Aim of the task: Look through the entries for the string "Hyper", and copy each line that holds it.

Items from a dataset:
-----

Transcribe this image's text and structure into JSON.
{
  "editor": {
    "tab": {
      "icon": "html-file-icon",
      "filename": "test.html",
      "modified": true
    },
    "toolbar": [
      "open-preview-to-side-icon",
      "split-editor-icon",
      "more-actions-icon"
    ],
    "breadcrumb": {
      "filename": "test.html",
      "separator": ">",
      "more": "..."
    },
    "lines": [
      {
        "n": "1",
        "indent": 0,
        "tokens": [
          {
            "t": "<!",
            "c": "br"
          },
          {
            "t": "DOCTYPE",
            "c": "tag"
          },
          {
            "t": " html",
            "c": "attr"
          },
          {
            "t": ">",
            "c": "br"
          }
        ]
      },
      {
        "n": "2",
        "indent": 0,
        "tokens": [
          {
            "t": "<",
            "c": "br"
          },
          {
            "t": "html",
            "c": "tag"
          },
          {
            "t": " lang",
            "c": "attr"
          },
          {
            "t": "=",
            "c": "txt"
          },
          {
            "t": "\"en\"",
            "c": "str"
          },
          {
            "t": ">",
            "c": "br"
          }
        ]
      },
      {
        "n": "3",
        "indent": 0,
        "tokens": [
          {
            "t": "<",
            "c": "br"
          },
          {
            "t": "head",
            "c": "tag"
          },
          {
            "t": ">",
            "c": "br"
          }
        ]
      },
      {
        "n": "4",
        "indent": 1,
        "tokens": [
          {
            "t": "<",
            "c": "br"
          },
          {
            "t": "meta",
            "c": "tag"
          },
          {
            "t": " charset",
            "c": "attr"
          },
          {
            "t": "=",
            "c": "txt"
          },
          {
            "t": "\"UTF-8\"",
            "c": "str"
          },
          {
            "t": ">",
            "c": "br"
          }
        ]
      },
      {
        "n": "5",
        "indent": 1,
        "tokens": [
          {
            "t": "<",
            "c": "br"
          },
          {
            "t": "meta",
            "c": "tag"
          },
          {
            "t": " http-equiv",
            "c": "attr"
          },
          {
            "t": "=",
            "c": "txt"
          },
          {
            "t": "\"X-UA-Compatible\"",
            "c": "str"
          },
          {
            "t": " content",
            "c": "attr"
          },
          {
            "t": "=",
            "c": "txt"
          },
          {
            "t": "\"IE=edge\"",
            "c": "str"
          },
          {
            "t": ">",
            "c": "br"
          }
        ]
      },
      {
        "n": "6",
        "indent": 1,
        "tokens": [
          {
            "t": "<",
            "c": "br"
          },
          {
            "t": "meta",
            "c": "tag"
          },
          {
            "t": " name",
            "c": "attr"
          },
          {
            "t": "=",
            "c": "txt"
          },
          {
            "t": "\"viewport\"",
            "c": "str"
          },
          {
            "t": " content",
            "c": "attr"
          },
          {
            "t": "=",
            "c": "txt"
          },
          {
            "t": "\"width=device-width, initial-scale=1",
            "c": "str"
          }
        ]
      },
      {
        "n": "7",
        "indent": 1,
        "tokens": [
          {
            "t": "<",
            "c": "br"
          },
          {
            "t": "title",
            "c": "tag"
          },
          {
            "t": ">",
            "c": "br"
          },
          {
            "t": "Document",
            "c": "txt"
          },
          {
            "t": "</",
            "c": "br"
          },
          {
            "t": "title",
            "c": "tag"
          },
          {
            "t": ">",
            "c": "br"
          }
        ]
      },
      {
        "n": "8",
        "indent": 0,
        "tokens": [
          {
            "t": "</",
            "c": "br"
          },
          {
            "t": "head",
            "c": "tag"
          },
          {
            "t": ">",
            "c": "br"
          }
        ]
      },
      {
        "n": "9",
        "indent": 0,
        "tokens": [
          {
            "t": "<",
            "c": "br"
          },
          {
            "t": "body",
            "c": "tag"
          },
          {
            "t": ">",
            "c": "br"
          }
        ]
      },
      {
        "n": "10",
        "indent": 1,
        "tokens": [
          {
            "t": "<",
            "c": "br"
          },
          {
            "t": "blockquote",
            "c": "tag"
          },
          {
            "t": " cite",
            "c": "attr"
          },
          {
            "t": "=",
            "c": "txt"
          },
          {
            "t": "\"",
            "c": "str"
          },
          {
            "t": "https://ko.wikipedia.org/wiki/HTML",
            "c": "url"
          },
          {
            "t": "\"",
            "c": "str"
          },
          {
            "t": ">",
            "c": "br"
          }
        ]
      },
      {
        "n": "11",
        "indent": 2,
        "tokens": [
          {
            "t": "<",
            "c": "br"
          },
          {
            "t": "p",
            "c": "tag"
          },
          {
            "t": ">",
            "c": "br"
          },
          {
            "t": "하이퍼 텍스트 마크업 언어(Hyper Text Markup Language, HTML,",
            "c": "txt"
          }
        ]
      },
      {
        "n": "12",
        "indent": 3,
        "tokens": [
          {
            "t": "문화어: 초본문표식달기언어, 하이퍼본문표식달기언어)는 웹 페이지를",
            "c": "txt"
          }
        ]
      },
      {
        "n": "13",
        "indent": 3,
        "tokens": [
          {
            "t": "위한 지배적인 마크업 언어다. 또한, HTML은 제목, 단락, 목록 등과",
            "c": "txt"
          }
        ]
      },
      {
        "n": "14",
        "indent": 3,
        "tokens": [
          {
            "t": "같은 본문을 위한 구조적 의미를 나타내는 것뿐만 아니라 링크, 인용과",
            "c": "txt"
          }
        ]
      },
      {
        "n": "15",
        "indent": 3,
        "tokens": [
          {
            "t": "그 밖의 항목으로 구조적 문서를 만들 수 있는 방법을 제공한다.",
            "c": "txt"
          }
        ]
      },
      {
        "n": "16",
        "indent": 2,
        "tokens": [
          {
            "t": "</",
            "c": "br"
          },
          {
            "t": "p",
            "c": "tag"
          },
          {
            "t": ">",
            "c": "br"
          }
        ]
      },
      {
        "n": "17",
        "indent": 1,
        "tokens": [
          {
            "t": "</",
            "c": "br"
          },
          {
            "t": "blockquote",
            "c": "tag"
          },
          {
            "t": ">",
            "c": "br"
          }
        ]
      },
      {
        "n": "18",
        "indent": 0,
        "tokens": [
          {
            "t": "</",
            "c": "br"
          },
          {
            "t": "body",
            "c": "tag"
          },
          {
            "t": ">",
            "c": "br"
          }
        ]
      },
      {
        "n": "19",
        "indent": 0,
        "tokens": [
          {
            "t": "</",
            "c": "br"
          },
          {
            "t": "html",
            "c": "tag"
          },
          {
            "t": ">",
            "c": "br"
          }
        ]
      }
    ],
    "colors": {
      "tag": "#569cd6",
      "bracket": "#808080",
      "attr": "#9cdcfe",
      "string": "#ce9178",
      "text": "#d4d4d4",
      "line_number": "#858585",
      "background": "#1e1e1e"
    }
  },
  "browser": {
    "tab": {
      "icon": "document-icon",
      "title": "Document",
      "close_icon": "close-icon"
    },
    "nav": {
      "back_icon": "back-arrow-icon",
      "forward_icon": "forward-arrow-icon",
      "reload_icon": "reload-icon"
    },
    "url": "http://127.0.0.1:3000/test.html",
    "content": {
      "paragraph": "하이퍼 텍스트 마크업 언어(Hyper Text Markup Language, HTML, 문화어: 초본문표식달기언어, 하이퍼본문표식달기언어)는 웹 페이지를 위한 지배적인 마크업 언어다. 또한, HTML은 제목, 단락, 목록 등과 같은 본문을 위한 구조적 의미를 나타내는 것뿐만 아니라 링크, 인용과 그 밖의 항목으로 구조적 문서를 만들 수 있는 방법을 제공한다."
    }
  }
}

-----

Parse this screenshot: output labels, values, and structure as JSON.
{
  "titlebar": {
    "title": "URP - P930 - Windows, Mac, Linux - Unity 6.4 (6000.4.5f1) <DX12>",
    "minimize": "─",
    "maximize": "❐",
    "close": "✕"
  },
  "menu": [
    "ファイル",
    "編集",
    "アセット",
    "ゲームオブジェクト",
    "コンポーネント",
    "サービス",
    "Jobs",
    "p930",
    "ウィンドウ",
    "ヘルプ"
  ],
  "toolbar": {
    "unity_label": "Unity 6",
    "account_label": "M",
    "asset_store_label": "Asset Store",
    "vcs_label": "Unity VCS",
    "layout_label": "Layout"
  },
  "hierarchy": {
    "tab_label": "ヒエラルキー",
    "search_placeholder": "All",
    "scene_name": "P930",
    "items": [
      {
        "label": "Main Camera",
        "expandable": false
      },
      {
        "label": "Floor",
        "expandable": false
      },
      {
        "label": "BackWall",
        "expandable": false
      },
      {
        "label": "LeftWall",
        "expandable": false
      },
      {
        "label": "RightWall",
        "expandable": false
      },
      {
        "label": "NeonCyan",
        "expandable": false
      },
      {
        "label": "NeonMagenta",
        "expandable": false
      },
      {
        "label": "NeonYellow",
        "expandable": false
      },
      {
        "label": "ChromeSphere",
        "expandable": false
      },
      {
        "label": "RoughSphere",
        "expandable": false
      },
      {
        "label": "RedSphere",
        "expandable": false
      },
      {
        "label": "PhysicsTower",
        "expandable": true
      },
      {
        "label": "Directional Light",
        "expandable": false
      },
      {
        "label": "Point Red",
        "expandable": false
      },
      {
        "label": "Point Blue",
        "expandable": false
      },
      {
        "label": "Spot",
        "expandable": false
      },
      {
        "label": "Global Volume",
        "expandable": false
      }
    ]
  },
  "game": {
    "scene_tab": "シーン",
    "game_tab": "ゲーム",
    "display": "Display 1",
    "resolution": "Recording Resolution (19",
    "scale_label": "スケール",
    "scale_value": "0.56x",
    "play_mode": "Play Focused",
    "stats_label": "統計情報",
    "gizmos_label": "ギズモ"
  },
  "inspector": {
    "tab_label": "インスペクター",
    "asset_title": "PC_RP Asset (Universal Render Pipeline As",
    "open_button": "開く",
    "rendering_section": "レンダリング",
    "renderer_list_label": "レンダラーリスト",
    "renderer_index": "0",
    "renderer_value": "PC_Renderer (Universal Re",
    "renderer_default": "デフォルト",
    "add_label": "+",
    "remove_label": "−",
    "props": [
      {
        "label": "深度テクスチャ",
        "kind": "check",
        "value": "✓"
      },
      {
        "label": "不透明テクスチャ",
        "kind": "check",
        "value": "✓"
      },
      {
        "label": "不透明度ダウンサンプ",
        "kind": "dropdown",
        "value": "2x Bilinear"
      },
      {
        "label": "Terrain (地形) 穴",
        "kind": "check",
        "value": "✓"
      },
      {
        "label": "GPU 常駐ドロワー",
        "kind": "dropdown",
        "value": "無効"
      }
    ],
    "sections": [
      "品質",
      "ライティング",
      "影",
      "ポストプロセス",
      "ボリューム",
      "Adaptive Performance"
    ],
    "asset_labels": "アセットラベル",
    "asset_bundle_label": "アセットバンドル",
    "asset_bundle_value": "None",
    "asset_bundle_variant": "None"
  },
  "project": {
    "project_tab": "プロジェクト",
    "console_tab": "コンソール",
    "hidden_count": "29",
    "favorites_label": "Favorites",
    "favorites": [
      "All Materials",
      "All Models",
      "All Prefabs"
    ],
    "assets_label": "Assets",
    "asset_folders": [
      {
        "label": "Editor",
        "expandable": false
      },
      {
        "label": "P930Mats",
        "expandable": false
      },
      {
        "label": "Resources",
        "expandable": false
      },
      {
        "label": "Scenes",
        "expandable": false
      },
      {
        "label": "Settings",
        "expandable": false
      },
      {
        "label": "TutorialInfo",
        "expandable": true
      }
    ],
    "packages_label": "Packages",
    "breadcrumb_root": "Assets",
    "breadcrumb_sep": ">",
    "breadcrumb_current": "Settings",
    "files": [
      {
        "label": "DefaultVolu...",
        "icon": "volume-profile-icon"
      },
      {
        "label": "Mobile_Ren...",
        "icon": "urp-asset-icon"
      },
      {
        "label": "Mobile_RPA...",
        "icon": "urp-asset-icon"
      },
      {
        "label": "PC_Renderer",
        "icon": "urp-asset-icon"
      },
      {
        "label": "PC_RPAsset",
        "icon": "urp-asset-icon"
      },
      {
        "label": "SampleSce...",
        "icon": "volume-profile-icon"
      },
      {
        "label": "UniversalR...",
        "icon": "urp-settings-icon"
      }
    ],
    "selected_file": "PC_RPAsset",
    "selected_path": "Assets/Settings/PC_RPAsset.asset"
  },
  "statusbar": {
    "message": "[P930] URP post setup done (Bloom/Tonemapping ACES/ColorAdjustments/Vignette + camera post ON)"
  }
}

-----

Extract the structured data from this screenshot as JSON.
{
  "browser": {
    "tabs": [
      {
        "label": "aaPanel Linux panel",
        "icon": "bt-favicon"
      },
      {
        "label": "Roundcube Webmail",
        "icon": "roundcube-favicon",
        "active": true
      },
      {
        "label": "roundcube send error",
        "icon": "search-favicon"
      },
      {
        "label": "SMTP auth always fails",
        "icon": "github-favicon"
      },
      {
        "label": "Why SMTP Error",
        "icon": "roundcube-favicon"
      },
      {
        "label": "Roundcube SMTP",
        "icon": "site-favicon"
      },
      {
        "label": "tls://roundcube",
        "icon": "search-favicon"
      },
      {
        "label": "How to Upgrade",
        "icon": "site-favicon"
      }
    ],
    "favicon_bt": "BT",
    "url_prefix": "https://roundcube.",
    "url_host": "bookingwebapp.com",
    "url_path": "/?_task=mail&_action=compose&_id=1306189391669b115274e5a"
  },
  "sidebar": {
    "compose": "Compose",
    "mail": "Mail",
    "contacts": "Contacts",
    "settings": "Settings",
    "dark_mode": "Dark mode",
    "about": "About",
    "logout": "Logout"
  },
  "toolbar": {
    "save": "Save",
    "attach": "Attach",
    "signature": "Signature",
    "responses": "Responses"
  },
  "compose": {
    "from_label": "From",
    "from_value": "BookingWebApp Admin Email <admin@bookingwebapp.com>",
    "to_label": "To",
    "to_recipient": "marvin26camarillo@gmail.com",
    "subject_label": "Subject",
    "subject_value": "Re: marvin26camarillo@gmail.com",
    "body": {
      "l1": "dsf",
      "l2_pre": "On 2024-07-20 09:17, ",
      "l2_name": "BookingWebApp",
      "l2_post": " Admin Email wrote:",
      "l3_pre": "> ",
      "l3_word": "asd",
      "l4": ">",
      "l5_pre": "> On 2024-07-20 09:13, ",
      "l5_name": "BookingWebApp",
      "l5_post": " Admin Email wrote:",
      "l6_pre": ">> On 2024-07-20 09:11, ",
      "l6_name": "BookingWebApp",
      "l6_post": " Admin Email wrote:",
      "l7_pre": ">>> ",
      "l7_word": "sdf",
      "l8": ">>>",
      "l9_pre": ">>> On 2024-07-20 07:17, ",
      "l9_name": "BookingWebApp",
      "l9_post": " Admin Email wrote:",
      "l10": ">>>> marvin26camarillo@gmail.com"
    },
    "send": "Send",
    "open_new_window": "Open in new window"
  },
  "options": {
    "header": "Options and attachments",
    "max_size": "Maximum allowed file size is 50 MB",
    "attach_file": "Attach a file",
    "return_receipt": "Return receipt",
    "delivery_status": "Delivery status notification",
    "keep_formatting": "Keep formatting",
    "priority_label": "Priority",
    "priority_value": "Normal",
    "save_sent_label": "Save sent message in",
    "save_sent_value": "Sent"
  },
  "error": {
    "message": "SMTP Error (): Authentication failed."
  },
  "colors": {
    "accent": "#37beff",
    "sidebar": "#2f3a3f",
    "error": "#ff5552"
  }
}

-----

Solution:
            "t": "하이퍼 텍스트 마크업 언어(Hyper Text Markup Language, HTML,",
      "paragraph": "하이퍼 텍스트 마크업 언어(Hyper Text Markup Language, HTML, 문화어: 초본문표식달기언어, 하이퍼본문표식달기언어)는 웹 페이지를 위한 지배적인 마크업 언어다. 또한, HTML은 제목, 단락, 목록 등과 같은 본문을 위한 구조적 의미를 나타내는 것뿐만 아니라 링크, 인용과 그 밖의 항목으로 구조적 문서를 만들 수 있는 방법을 제공한다."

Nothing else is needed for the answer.